Beta brain waves are between 12-40 Hz, and occur when we are alert in our daily lives, and when we are actively thinking, problem solving, or finishing important tasks. At the same time, beta brain waves occur during deep REM (Rapid Eye Movement) sleep, where dreams occur. Excessive beta waves may indicate anxiety and obsessiveness, hyperactivity, and sleeping problems.
Finally, we have Gamma waves, the strangest of them all. At 40-100 Hz, Gamma brain waves are associated with high levels of concentration and thinking and making connections within the brain. According to the Center for ADD website, high gamma wave activity is associated with “high levels of intelligence, enhanced memory, compassion and natural feelings of contentment”, while low levels may indicate learning problems. Interestingly enough, a study of Tibetan monks that were advanced meditators showed that they had high levels of gamma waves.
Now, many sites and clinics offer brain wave services, such as neurofeedback therapy – therapy using music, video games, and other outside sources to regulate brain waves. How legitimate are their claims? According to an article by The Washington Post, the signals are pretty mixed, where some case studies show major improvements and there are a few good tests, but many scientists remain largely skeptical. A meta analysis (which is basically a collection of a bunch of smaller studies) on neurofeedback therapy in people with epilepsy shows a net positive effect of the therapy, yet another meta analysis published in June 2016 shows no positive effect of neurofeedback therapy on ADHD patients. For every positive study, there seems to be one with no effect, so the science is still not completely sure on this one.

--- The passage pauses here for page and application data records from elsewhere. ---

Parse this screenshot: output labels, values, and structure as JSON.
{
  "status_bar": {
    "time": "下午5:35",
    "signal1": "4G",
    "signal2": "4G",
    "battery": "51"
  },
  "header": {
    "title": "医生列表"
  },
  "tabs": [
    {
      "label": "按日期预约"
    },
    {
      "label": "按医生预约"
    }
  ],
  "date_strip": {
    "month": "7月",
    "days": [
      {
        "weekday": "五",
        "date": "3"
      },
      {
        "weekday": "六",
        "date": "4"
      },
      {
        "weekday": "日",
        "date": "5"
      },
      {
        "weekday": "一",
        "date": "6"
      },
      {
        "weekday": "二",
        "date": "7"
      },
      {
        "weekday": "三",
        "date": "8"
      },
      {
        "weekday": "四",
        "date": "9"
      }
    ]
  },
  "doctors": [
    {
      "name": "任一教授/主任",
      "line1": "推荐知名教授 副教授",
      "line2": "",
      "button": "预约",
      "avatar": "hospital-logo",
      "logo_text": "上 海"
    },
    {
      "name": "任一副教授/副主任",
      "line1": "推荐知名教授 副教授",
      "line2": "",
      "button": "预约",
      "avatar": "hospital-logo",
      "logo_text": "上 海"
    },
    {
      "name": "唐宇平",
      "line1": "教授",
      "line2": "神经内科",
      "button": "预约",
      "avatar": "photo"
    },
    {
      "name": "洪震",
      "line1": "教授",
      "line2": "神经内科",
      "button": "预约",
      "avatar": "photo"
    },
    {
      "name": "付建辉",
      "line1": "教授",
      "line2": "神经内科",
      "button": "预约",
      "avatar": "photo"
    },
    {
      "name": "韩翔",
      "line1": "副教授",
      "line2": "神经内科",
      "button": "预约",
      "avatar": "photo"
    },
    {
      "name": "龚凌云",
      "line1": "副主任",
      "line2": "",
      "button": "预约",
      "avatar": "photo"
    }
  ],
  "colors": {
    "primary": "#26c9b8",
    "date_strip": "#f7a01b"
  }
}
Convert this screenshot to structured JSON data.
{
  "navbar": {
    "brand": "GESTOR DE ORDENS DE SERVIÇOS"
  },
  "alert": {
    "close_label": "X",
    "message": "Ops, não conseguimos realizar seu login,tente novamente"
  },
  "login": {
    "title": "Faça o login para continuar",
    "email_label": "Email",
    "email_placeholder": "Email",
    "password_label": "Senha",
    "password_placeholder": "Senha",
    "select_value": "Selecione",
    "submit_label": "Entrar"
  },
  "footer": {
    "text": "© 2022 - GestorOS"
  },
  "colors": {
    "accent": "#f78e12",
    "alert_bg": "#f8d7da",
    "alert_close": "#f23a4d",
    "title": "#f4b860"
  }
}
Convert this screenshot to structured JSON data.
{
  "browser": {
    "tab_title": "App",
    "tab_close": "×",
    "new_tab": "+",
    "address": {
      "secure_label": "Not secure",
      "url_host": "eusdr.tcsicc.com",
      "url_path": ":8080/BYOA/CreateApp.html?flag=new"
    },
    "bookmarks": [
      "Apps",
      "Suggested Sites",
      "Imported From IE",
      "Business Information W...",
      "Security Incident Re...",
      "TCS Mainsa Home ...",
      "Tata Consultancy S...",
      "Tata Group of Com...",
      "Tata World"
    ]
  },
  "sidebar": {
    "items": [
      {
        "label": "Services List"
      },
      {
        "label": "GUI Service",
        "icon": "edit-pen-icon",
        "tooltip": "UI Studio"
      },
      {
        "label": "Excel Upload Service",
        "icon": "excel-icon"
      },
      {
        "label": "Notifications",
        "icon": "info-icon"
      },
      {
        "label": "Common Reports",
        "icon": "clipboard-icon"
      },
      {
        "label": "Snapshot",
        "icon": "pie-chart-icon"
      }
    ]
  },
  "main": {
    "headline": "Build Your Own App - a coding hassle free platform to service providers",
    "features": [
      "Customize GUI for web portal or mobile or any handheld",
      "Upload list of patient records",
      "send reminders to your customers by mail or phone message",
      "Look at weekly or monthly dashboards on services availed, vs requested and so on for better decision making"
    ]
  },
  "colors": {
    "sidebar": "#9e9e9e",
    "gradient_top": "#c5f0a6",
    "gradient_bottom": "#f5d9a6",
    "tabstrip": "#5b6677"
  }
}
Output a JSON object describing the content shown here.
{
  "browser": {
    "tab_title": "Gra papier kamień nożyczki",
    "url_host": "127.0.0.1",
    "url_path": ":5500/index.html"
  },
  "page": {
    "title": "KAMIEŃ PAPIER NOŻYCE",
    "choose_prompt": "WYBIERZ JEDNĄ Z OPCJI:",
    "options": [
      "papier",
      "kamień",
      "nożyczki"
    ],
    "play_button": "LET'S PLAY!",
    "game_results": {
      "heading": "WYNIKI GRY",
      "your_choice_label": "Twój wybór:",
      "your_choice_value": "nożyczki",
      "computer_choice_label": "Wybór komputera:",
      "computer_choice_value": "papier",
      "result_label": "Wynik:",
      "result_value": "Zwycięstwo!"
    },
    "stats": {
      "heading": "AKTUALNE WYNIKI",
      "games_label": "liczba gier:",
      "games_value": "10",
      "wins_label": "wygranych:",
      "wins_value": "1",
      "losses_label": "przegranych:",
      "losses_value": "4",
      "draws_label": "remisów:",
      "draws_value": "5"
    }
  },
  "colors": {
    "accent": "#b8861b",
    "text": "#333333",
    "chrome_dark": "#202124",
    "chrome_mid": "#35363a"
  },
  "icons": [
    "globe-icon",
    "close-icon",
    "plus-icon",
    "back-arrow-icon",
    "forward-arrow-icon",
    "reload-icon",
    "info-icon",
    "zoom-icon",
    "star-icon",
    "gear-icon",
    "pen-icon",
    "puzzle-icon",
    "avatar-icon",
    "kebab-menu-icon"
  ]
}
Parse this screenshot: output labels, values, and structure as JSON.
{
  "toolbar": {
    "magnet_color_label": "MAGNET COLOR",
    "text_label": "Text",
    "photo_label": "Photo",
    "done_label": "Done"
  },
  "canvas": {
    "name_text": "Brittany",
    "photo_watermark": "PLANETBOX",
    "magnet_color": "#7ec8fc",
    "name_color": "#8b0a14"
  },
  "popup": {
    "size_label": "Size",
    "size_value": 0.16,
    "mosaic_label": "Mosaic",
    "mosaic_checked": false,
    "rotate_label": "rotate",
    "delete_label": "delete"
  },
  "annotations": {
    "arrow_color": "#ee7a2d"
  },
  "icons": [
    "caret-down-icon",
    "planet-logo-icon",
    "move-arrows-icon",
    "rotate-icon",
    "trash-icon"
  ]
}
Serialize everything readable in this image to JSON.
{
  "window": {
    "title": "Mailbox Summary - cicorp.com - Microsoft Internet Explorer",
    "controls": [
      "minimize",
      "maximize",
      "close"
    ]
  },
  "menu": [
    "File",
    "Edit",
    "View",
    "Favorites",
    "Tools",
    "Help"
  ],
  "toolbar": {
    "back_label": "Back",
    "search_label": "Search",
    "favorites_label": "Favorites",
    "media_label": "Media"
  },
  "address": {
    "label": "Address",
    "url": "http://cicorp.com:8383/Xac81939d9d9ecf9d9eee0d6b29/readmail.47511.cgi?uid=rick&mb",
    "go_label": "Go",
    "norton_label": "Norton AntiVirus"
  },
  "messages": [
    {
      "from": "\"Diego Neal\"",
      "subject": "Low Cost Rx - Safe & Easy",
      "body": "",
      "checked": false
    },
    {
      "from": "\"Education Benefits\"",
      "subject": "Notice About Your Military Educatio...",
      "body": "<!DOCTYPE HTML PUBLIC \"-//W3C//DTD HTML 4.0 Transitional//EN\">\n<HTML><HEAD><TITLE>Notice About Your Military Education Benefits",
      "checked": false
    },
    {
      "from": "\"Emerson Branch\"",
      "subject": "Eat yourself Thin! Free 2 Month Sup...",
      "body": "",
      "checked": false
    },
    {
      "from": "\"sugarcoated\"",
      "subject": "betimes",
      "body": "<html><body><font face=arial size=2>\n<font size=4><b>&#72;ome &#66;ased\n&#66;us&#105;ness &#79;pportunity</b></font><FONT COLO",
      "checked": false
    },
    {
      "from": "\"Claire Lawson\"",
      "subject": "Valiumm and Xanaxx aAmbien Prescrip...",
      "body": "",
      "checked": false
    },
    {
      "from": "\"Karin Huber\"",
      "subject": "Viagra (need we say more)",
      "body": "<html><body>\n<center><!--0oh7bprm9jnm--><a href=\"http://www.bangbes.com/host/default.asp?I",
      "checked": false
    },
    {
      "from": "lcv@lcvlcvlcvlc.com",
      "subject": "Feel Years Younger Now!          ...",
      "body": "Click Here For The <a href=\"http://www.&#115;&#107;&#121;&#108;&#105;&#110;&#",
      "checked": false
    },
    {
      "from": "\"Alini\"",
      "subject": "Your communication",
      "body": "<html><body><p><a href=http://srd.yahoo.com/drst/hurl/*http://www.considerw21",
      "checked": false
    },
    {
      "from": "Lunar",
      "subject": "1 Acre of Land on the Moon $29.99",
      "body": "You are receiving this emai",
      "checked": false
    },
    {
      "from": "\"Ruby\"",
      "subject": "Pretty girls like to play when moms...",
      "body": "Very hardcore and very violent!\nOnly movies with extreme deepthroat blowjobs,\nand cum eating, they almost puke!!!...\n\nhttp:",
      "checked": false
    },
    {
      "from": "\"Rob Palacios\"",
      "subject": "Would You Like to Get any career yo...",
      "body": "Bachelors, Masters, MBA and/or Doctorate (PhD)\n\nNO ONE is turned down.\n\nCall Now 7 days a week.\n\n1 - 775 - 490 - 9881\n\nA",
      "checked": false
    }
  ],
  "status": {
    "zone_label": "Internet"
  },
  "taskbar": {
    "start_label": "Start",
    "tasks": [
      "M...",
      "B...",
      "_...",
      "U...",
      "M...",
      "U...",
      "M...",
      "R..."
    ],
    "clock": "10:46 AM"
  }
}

Either way, since Hans Berger’s accidental discovery in the 1920s, neural oscillations have been a topic of study in labs all over the world, and scientists are getting closer to figuring out how brain waves affect our ability to think, sleep, and relax.